- Assignment:
Please return each record exactly as it stands.

- Records supplied:
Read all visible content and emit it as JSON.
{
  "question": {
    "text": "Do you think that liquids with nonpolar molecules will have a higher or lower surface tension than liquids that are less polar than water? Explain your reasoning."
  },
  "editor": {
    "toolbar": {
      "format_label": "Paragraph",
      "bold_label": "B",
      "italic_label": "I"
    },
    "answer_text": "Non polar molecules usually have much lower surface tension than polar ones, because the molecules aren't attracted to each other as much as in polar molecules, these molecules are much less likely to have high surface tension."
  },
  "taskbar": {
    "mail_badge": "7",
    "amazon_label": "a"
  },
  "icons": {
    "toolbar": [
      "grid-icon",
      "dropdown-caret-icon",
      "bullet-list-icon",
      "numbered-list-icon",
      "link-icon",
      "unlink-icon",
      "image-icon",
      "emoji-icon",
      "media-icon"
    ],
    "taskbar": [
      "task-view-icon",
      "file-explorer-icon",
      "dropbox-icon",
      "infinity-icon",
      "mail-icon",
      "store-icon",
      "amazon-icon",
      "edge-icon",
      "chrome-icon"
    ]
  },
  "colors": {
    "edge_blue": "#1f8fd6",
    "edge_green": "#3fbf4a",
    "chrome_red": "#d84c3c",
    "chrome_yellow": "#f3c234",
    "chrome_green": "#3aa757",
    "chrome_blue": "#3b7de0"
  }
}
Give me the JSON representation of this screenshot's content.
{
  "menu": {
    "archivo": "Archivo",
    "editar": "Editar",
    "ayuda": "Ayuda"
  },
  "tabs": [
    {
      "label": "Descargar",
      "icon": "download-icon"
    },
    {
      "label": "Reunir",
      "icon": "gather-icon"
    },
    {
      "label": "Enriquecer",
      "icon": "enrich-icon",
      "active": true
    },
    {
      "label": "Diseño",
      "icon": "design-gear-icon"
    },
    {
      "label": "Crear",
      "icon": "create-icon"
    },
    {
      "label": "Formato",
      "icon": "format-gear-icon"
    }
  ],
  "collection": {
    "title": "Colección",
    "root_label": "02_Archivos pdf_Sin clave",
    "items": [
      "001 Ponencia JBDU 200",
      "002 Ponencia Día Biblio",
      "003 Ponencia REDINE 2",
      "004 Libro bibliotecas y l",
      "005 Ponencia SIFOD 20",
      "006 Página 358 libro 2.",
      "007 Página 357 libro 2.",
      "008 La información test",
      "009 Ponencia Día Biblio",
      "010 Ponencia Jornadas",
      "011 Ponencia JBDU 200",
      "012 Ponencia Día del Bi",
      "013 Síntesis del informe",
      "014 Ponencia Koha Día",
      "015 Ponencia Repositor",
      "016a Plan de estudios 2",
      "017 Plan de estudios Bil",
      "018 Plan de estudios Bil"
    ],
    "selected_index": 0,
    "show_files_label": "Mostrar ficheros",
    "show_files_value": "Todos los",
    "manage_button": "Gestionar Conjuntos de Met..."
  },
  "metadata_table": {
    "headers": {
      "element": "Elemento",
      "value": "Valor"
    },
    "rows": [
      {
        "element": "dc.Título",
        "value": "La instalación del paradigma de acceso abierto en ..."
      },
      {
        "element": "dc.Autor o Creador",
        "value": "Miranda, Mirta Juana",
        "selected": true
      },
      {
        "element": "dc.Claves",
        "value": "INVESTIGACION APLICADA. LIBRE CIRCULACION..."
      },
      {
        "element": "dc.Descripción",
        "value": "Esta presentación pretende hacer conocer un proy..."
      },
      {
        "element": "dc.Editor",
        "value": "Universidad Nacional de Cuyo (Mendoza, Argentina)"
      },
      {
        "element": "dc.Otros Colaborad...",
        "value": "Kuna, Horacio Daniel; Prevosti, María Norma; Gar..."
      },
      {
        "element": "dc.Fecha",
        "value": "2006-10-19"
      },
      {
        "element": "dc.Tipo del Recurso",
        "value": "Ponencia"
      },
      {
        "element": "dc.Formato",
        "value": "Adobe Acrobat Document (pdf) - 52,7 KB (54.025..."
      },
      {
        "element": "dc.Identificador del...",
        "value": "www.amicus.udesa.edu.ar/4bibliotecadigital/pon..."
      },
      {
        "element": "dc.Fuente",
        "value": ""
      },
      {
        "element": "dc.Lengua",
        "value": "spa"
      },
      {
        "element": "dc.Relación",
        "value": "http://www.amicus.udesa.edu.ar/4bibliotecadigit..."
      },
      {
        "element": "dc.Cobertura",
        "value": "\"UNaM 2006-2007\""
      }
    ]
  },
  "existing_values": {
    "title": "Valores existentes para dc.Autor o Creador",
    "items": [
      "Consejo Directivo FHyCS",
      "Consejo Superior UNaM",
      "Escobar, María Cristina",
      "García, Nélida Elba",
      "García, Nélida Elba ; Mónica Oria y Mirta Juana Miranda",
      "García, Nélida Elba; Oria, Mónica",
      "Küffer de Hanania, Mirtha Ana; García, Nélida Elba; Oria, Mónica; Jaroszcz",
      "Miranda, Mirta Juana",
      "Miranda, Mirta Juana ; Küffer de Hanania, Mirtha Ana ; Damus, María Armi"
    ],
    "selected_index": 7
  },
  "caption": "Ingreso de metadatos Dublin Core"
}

- Solved exercise:
Read all visible content and emit it as JSON.
{
  "question": {
    "text": "Do you think that liquids with nonpolar molecules will have a higher or lower surface tension than liquids that are less polar than water? Explain your reasoning."
  },
  "editor": {
    "toolbar": {
      "format_label": "Paragraph",
      "bold_label": "B",
      "italic_label": "I"
    },
    "answer_text": "Non polar molecules usually have much lower surface tension than polar ones, because the molecules aren't attracted to each other as much as in polar molecules, these molecules are much less likely to have high surface tension."
  },
  "taskbar": {
    "mail_badge": "7",
    "amazon_label": "a"
  },
  "icons": {
    "toolbar": [
      "grid-icon",
      "dropdown-caret-icon",
      "bullet-list-icon",
      "numbered-list-icon",
      "link-icon",
      "unlink-icon",
      "image-icon",
      "emoji-icon",
      "media-icon"
    ],
    "taskbar": [
      "task-view-icon",
      "file-explorer-icon",
      "dropbox-icon",
      "infinity-icon",
      "mail-icon",
      "store-icon",
      "amazon-icon",
      "edge-icon",
      "chrome-icon"
    ]
  },
  "colors": {
    "edge_blue": "#1f8fd6",
    "edge_green": "#3fbf4a",
    "chrome_red": "#d84c3c",
    "chrome_yellow": "#f3c234",
    "chrome_green": "#3aa757",
    "chrome_blue": "#3b7de0"
  }
}
Give me the JSON representation of this screenshot's content.
{
  "menu": {
    "archivo": "Archivo",
    "editar": "Editar",
    "ayuda": "Ayuda"
  },
  "tabs": [
    {
      "label": "Descargar",
      "icon": "download-icon"
    },
    {
      "label": "Reunir",
      "icon": "gather-icon"
    },
    {
      "label": "Enriquecer",
      "icon": "enrich-icon",
      "active": true
    },
    {
      "label": "Diseño",
      "icon": "design-gear-icon"
    },
    {
      "label": "Crear",
      "icon": "create-icon"
    },
    {
      "label": "Formato",
      "icon": "format-gear-icon"
    }
  ],
  "collection": {
    "title": "Colección",
    "root_label": "02_Archivos pdf_Sin clave",
    "items": [
      "001 Ponencia JBDU 200",
      "002 Ponencia Día Biblio",
      "003 Ponencia REDINE 2",
      "004 Libro bibliotecas y l",
      "005 Ponencia SIFOD 20",
      "006 Página 358 libro 2.",
      "007 Página 357 libro 2.",
      "008 La información test",
      "009 Ponencia Día Biblio",
      "010 Ponencia Jornadas",
      "011 Ponencia JBDU 200",
      "012 Ponencia Día del Bi",
      "013 Síntesis del informe",
      "014 Ponencia Koha Día",
      "015 Ponencia Repositor",
      "016a Plan de estudios 2",
      "017 Plan de estudios Bil",
      "018 Plan de estudios Bil"
    ],
    "selected_index": 0,
    "show_files_label": "Mostrar ficheros",
    "show_files_value": "Todos los",
    "manage_button": "Gestionar Conjuntos de Met..."
  },
  "metadata_table": {
    "headers": {
      "element": "Elemento",
      "value": "Valor"
    },
    "rows": [
      {
        "element": "dc.Título",
        "value": "La instalación del paradigma de acceso abierto en ..."
      },
      {
        "element": "dc.Autor o Creador",
        "value": "Miranda, Mirta Juana",
        "selected": true
      },
      {
        "element": "dc.Claves",
        "value": "INVESTIGACION APLICADA. LIBRE CIRCULACION..."
      },
      {
        "element": "dc.Descripción",
        "value": "Esta presentación pretende hacer conocer un proy..."
      },
      {
        "element": "dc.Editor",
        "value": "Universidad Nacional de Cuyo (Mendoza, Argentina)"
      },
      {
        "element": "dc.Otros Colaborad...",
        "value": "Kuna, Horacio Daniel; Prevosti, María Norma; Gar..."
      },
      {
        "element": "dc.Fecha",
        "value": "2006-10-19"
      },
      {
        "element": "dc.Tipo del Recurso",
        "value": "Ponencia"
      },
      {
        "element": "dc.Formato",
        "value": "Adobe Acrobat Document (pdf) - 52,7 KB (54.025..."
      },
      {
        "element": "dc.Identificador del...",
        "value": "www.amicus.udesa.edu.ar/4bibliotecadigital/pon..."
      },
      {
        "element": "dc.Fuente",
        "value": ""
      },
      {
        "element": "dc.Lengua",
        "value": "spa"
      },
      {
        "element": "dc.Relación",
        "value": "http://www.amicus.udesa.edu.ar/4bibliotecadigit..."
      },
      {
        "element": "dc.Cobertura",
        "value": "\"UNaM 2006-2007\""
      }
    ]
  },
  "existing_values": {
    "title": "Valores existentes para dc.Autor o Creador",
    "items": [
      "Consejo Directivo FHyCS",
      "Consejo Superior UNaM",
      "Escobar, María Cristina",
      "García, Nélida Elba",
      "García, Nélida Elba ; Mónica Oria y Mirta Juana Miranda",
      "García, Nélida Elba; Oria, Mónica",
      "Küffer de Hanania, Mirtha Ana; García, Nélida Elba; Oria, Mónica; Jaroszcz",
      "Miranda, Mirta Juana",
      "Miranda, Mirta Juana ; Küffer de Hanania, Mirtha Ana ; Damus, María Armi"
    ],
    "selected_index": 7
  },
  "caption": "Ingreso de metadatos Dublin Core"
}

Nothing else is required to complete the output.